REQUIREMENT: All of the entries below must be copied out exactly.

Dataset rows describing interfaces:
= = =
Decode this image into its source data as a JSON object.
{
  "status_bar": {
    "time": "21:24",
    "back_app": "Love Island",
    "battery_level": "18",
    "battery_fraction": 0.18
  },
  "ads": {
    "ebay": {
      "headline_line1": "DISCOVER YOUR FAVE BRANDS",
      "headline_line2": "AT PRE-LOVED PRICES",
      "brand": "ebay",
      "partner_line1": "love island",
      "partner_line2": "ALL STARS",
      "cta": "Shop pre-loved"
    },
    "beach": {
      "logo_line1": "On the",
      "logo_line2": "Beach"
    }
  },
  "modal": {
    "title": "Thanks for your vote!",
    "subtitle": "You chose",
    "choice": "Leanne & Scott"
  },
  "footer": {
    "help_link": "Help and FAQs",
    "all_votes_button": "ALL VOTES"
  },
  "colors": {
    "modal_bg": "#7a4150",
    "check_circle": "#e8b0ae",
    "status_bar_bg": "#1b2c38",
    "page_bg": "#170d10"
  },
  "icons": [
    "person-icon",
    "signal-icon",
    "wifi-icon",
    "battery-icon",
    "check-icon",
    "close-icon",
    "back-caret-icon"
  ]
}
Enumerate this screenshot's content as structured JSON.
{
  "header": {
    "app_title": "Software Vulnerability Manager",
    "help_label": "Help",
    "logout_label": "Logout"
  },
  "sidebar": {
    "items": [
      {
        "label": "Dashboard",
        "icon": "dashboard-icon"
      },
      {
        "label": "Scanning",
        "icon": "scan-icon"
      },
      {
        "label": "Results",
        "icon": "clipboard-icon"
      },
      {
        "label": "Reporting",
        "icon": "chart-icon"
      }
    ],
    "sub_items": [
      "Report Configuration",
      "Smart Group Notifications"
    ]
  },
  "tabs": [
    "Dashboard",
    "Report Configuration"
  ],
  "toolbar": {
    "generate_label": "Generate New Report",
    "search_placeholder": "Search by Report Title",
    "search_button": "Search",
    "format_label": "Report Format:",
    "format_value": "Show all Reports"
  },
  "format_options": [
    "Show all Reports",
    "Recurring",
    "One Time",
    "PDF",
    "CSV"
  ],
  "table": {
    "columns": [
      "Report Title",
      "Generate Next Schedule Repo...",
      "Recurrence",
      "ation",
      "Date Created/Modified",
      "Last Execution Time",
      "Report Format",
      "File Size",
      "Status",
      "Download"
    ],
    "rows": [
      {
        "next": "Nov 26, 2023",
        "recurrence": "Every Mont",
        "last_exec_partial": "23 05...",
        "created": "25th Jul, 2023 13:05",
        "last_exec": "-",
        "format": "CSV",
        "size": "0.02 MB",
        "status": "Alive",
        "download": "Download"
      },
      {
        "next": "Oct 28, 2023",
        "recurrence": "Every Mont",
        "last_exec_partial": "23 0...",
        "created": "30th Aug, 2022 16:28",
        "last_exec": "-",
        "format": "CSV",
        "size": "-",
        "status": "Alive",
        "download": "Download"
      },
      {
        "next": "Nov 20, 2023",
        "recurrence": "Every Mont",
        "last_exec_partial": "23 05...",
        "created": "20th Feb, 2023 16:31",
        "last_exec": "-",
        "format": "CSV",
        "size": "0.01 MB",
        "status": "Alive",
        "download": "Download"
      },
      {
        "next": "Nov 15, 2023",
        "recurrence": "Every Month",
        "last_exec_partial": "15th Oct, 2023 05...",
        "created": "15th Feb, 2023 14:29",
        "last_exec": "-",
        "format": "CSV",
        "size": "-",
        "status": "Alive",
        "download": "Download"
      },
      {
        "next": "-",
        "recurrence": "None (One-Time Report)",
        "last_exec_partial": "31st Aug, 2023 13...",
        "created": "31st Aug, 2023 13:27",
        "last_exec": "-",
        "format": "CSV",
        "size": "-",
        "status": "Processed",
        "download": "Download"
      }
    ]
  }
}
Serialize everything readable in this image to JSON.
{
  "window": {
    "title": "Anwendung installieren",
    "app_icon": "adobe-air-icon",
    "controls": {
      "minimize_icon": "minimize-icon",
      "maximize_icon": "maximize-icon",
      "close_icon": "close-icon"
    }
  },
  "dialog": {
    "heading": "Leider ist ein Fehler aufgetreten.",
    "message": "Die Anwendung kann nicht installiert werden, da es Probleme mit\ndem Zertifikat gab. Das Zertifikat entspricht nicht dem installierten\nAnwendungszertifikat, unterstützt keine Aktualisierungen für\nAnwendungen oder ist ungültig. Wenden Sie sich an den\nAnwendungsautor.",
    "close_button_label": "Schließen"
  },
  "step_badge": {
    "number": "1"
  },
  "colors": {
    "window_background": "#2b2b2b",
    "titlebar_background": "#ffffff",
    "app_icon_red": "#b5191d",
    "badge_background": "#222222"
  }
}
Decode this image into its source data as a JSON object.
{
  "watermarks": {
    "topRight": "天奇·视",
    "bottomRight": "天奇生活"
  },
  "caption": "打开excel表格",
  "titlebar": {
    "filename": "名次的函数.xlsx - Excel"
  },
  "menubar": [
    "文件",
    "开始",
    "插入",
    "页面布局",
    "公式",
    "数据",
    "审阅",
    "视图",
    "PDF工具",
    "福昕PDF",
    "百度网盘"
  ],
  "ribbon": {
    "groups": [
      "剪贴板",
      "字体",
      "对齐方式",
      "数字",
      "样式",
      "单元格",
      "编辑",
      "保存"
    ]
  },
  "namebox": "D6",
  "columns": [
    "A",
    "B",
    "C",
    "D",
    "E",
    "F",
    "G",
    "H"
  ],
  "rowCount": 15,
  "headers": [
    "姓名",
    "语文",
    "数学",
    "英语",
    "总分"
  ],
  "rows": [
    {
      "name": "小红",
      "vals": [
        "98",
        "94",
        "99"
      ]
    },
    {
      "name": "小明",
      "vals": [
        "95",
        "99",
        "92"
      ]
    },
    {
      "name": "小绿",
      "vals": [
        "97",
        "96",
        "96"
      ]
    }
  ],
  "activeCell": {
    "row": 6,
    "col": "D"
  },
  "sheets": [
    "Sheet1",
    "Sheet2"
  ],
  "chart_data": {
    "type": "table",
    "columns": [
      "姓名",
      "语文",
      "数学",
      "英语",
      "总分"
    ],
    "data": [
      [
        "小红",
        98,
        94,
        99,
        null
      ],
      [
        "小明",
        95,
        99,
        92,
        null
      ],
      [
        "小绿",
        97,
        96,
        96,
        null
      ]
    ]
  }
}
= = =
RESPONSE:
Decode this image into its source data as a JSON object.
{
  "status_bar": {
    "time": "21:24",
    "back_app": "Love Island",
    "battery_level": "18",
    "battery_fraction": 0.18
  },
  "ads": {
    "ebay": {
      "headline_line1": "DISCOVER YOUR FAVE BRANDS",
      "headline_line2": "AT PRE-LOVED PRICES",
      "brand": "ebay",
      "partner_line1": "love island",
      "partner_line2": "ALL STARS",
      "cta": "Shop pre-loved"
    },
    "beach": {
      "logo_line1": "On the",
      "logo_line2": "Beach"
    }
  },
  "modal": {
    "title": "Thanks for your vote!",
    "subtitle": "You chose",
    "choice": "Leanne & Scott"
  },
  "footer": {
    "help_link": "Help and FAQs",
    "all_votes_button": "ALL VOTES"
  },
  "colors": {
    "modal_bg": "#7a4150",
    "check_circle": "#e8b0ae",
    "status_bar_bg": "#1b2c38",
    "page_bg": "#170d10"
  },
  "icons": [
    "person-icon",
    "signal-icon",
    "wifi-icon",
    "battery-icon",
    "check-icon",
    "close-icon",
    "back-caret-icon"
  ]
}
Enumerate this screenshot's content as structured JSON.
{
  "header": {
    "app_title": "Software Vulnerability Manager",
    "help_label": "Help",
    "logout_label": "Logout"
  },
  "sidebar": {
    "items": [
      {
        "label": "Dashboard",
        "icon": "dashboard-icon"
      },
      {
        "label": "Scanning",
        "icon": "scan-icon"
      },
      {
        "label": "Results",
        "icon": "clipboard-icon"
      },
      {
        "label": "Reporting",
        "icon": "chart-icon"
      }
    ],
    "sub_items": [
      "Report Configuration",
      "Smart Group Notifications"
    ]
  },
  "tabs": [
    "Dashboard",
    "Report Configuration"
  ],
  "toolbar": {
    "generate_label": "Generate New Report",
    "search_placeholder": "Search by Report Title",
    "search_button": "Search",
    "format_label": "Report Format:",
    "format_value": "Show all Reports"
  },
  "format_options": [
    "Show all Reports",
    "Recurring",
    "One Time",
    "PDF",
    "CSV"
  ],
  "table": {
    "columns": [
      "Report Title",
      "Generate Next Schedule Repo...",
      "Recurrence",
      "ation",
      "Date Created/Modified",
      "Last Execution Time",
      "Report Format",
      "File Size",
      "Status",
      "Download"
    ],
    "rows": [
      {
        "next": "Nov 26, 2023",
        "recurrence": "Every Mont",
        "last_exec_partial": "23 05...",
        "created": "25th Jul, 2023 13:05",
        "last_exec": "-",
        "format": "CSV",
        "size": "0.02 MB",
        "status": "Alive",
        "download": "Download"
      },
      {
        "next": "Oct 28, 2023",
        "recurrence": "Every Mont",
        "last_exec_partial": "23 0...",
        "created": "30th Aug, 2022 16:28",
        "last_exec": "-",
        "format": "CSV",
        "size": "-",
        "status": "Alive",
        "download": "Download"
      },
      {
        "next": "Nov 20, 2023",
        "recurrence": "Every Mont",
        "last_exec_partial": "23 05...",
        "created": "20th Feb, 2023 16:31",
        "last_exec": "-",
        "format": "CSV",
        "size": "0.01 MB",
        "status": "Alive",
        "download": "Download"
      },
      {
        "next": "Nov 15, 2023",
        "recurrence": "Every Month",
        "last_exec_partial": "15th Oct, 2023 05...",
        "created": "15th Feb, 2023 14:29",
        "last_exec": "-",
        "format": "CSV",
        "size": "-",
        "status": "Alive",
        "download": "Download"
      },
      {
        "next": "-",
        "recurrence": "None (One-Time Report)",
        "last_exec_partial": "31st Aug, 2023 13...",
        "created": "31st Aug, 2023 13:27",
        "last_exec": "-",
        "format": "CSV",
        "size": "-",
        "status": "Processed",
        "download": "Download"
      }
    ]
  }
}
Serialize everything readable in this image to JSON.
{
  "window": {
    "title": "Anwendung installieren",
    "app_icon": "adobe-air-icon",
    "controls": {
      "minimize_icon": "minimize-icon",
      "maximize_icon": "maximize-icon",
      "close_icon": "close-icon"
    }
  },
  "dialog": {
    "heading": "Leider ist ein Fehler aufgetreten.",
    "message": "Die Anwendung kann nicht installiert werden, da es Probleme mit\ndem Zertifikat gab. Das Zertifikat entspricht nicht dem installierten\nAnwendungszertifikat, unterstützt keine Aktualisierungen für\nAnwendungen oder ist ungültig. Wenden Sie sich an den\nAnwendungsautor.",
    "close_button_label": "Schließen"
  },
  "step_badge": {
    "number": "1"
  },
  "colors": {
    "window_background": "#2b2b2b",
    "titlebar_background": "#ffffff",
    "app_icon_red": "#b5191d",
    "badge_background": "#222222"
  }
}
Decode this image into its source data as a JSON object.
{
  "watermarks": {
    "topRight": "天奇·视",
    "bottomRight": "天奇生活"
  },
  "caption": "打开excel表格",
  "titlebar": {
    "filename": "名次的函数.xlsx - Excel"
  },
  "menubar": [
    "文件",
    "开始",
    "插入",
    "页面布局",
    "公式",
    "数据",
    "审阅",
    "视图",
    "PDF工具",
    "福昕PDF",
    "百度网盘"
  ],
  "ribbon": {
    "groups": [
      "剪贴板",
      "字体",
      "对齐方式",
      "数字",
      "样式",
      "单元格",
      "编辑",
      "保存"
    ]
  },
  "namebox": "D6",
  "columns": [
    "A",
    "B",
    "C",
    "D",
    "E",
    "F",
    "G",
    "H"
  ],
  "rowCount": 15,
  "headers": [
    "姓名",
    "语文",
    "数学",
    "英语",
    "总分"
  ],
  "rows": [
    {
      "name": "小红",
      "vals": [
        "98",
        "94",
        "99"
      ]
    },
    {
      "name": "小明",
      "vals": [
        "95",
        "99",
        "92"
      ]
    },
    {
      "name": "小绿",
      "vals": [
        "97",
        "96",
        "96"
      ]
    }
  ],
  "activeCell": {
    "row": 6,
    "col": "D"
  },
  "sheets": [
    "Sheet1",
    "Sheet2"
  ],
  "chart_data": {
    "type": "table",
    "columns": [
      "姓名",
      "语文",
      "数学",
      "英语",
      "总分"
    ],
    "data": [
      [
        "小红",
        98,
        94,
        99,
        null
      ],
      [
        "小明",
        95,
        99,
        92,
        null
      ],
      [
        "小绿",
        97,
        96,
        96,
        null
      ]
    ]
  }
}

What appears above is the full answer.